▶ Work instruction: Please set down each line of the data again, unchanged.

**** The records ****

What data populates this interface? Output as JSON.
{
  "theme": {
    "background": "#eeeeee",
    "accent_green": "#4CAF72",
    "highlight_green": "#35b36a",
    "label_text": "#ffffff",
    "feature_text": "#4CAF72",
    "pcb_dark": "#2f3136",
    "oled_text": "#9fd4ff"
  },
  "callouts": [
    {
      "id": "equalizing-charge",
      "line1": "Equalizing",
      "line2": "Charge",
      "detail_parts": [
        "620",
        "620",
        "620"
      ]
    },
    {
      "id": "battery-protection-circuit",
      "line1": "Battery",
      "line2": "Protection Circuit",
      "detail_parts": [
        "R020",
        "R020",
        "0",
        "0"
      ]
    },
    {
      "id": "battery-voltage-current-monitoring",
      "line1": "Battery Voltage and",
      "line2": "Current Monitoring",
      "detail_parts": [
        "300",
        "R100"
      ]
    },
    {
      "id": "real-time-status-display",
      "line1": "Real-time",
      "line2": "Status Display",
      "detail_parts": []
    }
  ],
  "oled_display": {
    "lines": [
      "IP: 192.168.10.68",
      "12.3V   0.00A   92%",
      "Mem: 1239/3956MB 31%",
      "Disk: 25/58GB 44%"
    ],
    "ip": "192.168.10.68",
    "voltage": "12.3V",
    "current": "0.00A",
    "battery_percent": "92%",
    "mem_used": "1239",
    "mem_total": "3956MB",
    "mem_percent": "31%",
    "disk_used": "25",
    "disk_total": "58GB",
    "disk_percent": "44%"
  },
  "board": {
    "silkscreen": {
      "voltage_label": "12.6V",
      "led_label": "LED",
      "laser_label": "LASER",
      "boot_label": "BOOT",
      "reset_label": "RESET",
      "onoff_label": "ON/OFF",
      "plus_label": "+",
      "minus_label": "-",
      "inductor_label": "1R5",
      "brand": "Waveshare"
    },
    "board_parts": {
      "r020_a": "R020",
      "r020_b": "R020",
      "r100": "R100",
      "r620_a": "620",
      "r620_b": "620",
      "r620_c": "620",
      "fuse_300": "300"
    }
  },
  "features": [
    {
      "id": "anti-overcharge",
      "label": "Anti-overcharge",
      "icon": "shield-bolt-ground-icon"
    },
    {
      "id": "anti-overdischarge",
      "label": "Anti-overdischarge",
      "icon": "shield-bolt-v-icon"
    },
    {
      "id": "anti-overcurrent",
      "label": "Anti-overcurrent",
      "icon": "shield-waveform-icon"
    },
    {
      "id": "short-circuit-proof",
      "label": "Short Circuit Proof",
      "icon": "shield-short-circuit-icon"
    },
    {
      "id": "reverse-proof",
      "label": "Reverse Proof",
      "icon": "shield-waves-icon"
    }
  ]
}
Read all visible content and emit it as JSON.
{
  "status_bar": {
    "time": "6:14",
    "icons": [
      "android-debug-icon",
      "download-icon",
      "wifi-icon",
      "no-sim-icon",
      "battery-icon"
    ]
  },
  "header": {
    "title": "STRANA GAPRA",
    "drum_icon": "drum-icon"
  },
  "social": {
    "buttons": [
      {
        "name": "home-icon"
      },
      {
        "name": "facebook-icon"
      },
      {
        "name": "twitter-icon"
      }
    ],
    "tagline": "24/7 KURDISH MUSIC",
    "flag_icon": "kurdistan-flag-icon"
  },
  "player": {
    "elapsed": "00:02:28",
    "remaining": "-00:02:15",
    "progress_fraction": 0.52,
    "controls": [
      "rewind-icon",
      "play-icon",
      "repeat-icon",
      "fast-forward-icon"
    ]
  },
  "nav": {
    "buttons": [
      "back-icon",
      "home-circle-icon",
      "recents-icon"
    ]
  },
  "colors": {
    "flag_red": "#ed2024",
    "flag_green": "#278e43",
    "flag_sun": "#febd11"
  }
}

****

▶ Result of this exercise:
What data populates this interface? Output as JSON.
{
  "theme": {
    "background": "#eeeeee",
    "accent_green": "#4CAF72",
    "highlight_green": "#35b36a",
    "label_text": "#ffffff",
    "feature_text": "#4CAF72",
    "pcb_dark": "#2f3136",
    "oled_text": "#9fd4ff"
  },
  "callouts": [
    {
      "id": "equalizing-charge",
      "line1": "Equalizing",
      "line2": "Charge",
      "detail_parts": [
        "620",
        "620",
        "620"
      ]
    },
    {
      "id": "battery-protection-circuit",
      "line1": "Battery",
      "line2": "Protection Circuit",
      "detail_parts": [
        "R020",
        "R020",
        "0",
        "0"
      ]
    },
    {
      "id": "battery-voltage-current-monitoring",
      "line1": "Battery Voltage and",
      "line2": "Current Monitoring",
      "detail_parts": [
        "300",
        "R100"
      ]
    },
    {
      "id": "real-time-status-display",
      "line1": "Real-time",
      "line2": "Status Display",
      "detail_parts": []
    }
  ],
  "oled_display": {
    "lines": [
      "IP: 192.168.10.68",
      "12.3V   0.00A   92%",
      "Mem: 1239/3956MB 31%",
      "Disk: 25/58GB 44%"
    ],
    "ip": "192.168.10.68",
    "voltage": "12.3V",
    "current": "0.00A",
    "battery_percent": "92%",
    "mem_used": "1239",
    "mem_total": "3956MB",
    "mem_percent": "31%",
    "disk_used": "25",
    "disk_total": "58GB",
    "disk_percent": "44%"
  },
  "board": {
    "silkscreen": {
      "voltage_label": "12.6V",
      "led_label": "LED",
      "laser_label": "LASER",
      "boot_label": "BOOT",
      "reset_label": "RESET",
      "onoff_label": "ON/OFF",
      "plus_label": "+",
      "minus_label": "-",
      "inductor_label": "1R5",
      "brand": "Waveshare"
    },
    "board_parts": {
      "r020_a": "R020",
      "r020_b": "R020",
      "r100": "R100",
      "r620_a": "620",
      "r620_b": "620",
      "r620_c": "620",
      "fuse_300": "300"
    }
  },
  "features": [
    {
      "id": "anti-overcharge",
      "label": "Anti-overcharge",
      "icon": "shield-bolt-ground-icon"
    },
    {
      "id": "anti-overdischarge",
      "label": "Anti-overdischarge",
      "icon": "shield-bolt-v-icon"
    },
    {
      "id": "anti-overcurrent",
      "label": "Anti-overcurrent",
      "icon": "shield-waveform-icon"
    },
    {
      "id": "short-circuit-proof",
      "label": "Short Circuit Proof",
      "icon": "shield-short-circuit-icon"
    },
    {
      "id": "reverse-proof",
      "label": "Reverse Proof",
      "icon": "shield-waves-icon"
    }
  ]
}
Read all visible content and emit it as JSON.
{
  "status_bar": {
    "time": "6:14",
    "icons": [
      "android-debug-icon",
      "download-icon",
      "wifi-icon",
      "no-sim-icon",
      "battery-icon"
    ]
  },
  "header": {
    "title": "STRANA GAPRA",
    "drum_icon": "drum-icon"
  },
  "social": {
    "buttons": [
      {
        "name": "home-icon"
      },
      {
        "name": "facebook-icon"
      },
      {
        "name": "twitter-icon"
      }
    ],
    "tagline": "24/7 KURDISH MUSIC",
    "flag_icon": "kurdistan-flag-icon"
  },
  "player": {
    "elapsed": "00:02:28",
    "remaining": "-00:02:15",
    "progress_fraction": 0.52,
    "controls": [
      "rewind-icon",
      "play-icon",
      "repeat-icon",
      "fast-forward-icon"
    ]
  },
  "nav": {
    "buttons": [
      "back-icon",
      "home-circle-icon",
      "recents-icon"
    ]
  },
  "colors": {
    "flag_red": "#ed2024",
    "flag_green": "#278e43",
    "flag_sun": "#febd11"
  }
}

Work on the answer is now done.